Copy the data exactly, keeping every line intact.
↓↓↓
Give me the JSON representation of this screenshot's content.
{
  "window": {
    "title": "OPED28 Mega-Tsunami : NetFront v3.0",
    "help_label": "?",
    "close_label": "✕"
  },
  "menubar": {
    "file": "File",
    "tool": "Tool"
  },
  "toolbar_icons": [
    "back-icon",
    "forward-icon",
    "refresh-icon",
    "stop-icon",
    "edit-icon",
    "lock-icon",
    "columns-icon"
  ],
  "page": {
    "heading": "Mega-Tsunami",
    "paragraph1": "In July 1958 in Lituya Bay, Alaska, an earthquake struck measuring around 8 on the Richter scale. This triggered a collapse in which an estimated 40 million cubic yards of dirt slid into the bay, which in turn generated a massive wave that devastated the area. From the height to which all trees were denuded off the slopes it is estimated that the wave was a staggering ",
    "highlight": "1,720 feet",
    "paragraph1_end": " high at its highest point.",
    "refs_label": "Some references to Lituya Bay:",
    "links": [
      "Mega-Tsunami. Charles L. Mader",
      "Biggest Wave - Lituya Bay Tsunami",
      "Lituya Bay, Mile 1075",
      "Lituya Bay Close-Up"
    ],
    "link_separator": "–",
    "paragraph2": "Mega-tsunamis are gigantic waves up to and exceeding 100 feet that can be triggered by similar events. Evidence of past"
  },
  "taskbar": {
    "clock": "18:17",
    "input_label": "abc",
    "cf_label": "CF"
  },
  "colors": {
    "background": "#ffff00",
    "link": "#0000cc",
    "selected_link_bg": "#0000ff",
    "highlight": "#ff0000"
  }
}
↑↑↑
**The completed task:**
Give me the JSON representation of this screenshot's content.
{
  "window": {
    "title": "OPED28 Mega-Tsunami : NetFront v3.0",
    "help_label": "?",
    "close_label": "✕"
  },
  "menubar": {
    "file": "File",
    "tool": "Tool"
  },
  "toolbar_icons": [
    "back-icon",
    "forward-icon",
    "refresh-icon",
    "stop-icon",
    "edit-icon",
    "lock-icon",
    "columns-icon"
  ],
  "page": {
    "heading": "Mega-Tsunami",
    "paragraph1": "In July 1958 in Lituya Bay, Alaska, an earthquake struck measuring around 8 on the Richter scale. This triggered a collapse in which an estimated 40 million cubic yards of dirt slid into the bay, which in turn generated a massive wave that devastated the area. From the height to which all trees were denuded off the slopes it is estimated that the wave was a staggering ",
    "highlight": "1,720 feet",
    "paragraph1_end": " high at its highest point.",
    "refs_label": "Some references to Lituya Bay:",
    "links": [
      "Mega-Tsunami. Charles L. Mader",
      "Biggest Wave - Lituya Bay Tsunami",
      "Lituya Bay, Mile 1075",
      "Lituya Bay Close-Up"
    ],
    "link_separator": "–",
    "paragraph2": "Mega-tsunamis are gigantic waves up to and exceeding 100 feet that can be triggered by similar events. Evidence of past"
  },
  "taskbar": {
    "clock": "18:17",
    "input_label": "abc",
    "cf_label": "CF"
  },
  "colors": {
    "background": "#ffff00",
    "link": "#0000cc",
    "selected_link_bg": "#0000ff",
    "highlight": "#ff0000"
  }
}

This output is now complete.